Coolpix P4 ($399, list) with 36-126mm zooms, employ a Vibration Reduction (VR)
system originally developed for AF Nikkor lenses. Two modes are available: Normal
and VR Active that compensates for more pronounced movements, while shooting
from a moving vehicle, for example.
The smallest Canon camera ever to include a stabilizer, the new 6-megapixel PowerShot SD700 IS Digital ELPH is equipped with a new 35-140mm zoom that employs Canon's Ultra-High Refractive Index Aspherical (UA) lens technology, allowing for a very compact lens that corrects aberrations. The OIS system is said to allow for shooting at shutter speeds up to three stops slower with no perceptible increase in image blur. This Digital ELPH ($499, list) is a surprisingly full-featured camera considering its petite size (1" thick) with amenities such as a nine-point AF sensor, a 2 fps Burst mode that can take numerous shots in a sequence, plus an ISO 800 option.

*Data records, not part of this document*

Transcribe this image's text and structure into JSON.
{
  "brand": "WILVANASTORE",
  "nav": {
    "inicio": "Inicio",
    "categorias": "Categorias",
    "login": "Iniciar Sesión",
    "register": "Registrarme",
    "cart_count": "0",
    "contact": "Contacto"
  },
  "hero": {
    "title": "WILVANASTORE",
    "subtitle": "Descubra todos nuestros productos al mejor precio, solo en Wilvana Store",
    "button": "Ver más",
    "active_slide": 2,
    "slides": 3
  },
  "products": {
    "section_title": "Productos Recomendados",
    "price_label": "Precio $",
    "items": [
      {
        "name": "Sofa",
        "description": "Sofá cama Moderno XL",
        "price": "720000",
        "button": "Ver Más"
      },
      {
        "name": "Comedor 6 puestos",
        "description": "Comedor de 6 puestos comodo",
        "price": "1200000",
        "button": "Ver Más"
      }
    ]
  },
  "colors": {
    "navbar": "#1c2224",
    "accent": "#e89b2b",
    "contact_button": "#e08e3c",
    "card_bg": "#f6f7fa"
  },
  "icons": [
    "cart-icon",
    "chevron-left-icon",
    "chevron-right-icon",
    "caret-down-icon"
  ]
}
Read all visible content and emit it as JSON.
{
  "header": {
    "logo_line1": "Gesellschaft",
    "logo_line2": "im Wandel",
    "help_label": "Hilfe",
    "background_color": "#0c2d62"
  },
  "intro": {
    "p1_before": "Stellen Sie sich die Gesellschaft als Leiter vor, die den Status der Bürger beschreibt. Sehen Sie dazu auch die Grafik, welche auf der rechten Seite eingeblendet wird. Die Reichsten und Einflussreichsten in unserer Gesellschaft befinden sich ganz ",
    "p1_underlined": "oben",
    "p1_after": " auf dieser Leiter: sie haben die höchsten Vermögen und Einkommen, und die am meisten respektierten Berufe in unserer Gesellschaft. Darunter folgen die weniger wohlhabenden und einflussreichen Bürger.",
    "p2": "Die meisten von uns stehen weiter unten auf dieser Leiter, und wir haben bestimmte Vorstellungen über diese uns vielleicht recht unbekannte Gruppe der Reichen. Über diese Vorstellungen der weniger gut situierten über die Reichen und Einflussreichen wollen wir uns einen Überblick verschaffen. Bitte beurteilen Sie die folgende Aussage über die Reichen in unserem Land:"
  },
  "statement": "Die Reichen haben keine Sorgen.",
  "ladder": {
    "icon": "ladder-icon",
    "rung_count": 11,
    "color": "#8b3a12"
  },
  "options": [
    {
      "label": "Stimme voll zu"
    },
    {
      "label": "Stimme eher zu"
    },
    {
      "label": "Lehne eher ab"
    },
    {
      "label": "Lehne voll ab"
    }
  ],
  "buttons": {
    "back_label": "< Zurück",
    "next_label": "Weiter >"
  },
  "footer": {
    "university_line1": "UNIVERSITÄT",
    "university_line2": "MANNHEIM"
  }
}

Other Blur Prevention Features
By now, it should be apparent that high ISO options are becoming increasingly common. In the past, ISO 400 was usually the uppermost limit in full-resolution capture, but that's changing thanks to more effective noise-reduction processors such as Canon's DIGIC II with advanced algorithms. Naturally, image quality at high ISO varies depending on the type of system used by the manufacturer. Frankly, some of the new cameras produce images that are excessively smooth in my estimation, but that effect is preferred by some consumers over coarse "grain" and mottled color specks.
Although I have mentioned only a few of the new cameras with high ISO options, others offer high sensitivity as well, such as the waterproof 6-megapixel Pentax Optio W10 ($279, street) with 3x optical zoom. Even some of the cameras with OIS now provide ISO options to at least ISO 800, including the new Panasonic Lumix and Canon PowerShot IS models as well as the new Sony DSC-H and DSC-W series cameras with Clear RAW noise-reduction technology. Do note that my comments refer to high ISO available in full-resolution capture; many digicams provide high, or ultrahigh, sensitivity levels in lower resolution modes.
At this time, the new 6-megapixel Fujifilm FinePix F30 boasts the highest sensitivity level--ISO 3200--at full resolution. This very versatile model ($399, list), with 36-128mm optical zoom, takes advantage of new technology, including the sixth-generation Super CCD HR and Real Photo Processor II, a combination said to dramatically reduce digital noise. For maximum simplicity in getting blur-free photos, select the "Picture Stabilization" mode that automatically sets a suitable high ISO level for fast shutter speeds.
The Olympus Stylus 710 and 810-- 7- and 8-megapixel cameras, with 3x optical zooms and TruePic TURBO processors--take a similar approach. In the "Digital Image Stabilization" Program, the cameras automatically set a very high ISO level: up to ISO 1600 in full-resolution capture. As an extra measure to "freeze" any motion--and to provide better exposures with more distant subjects--flash output is also doubled.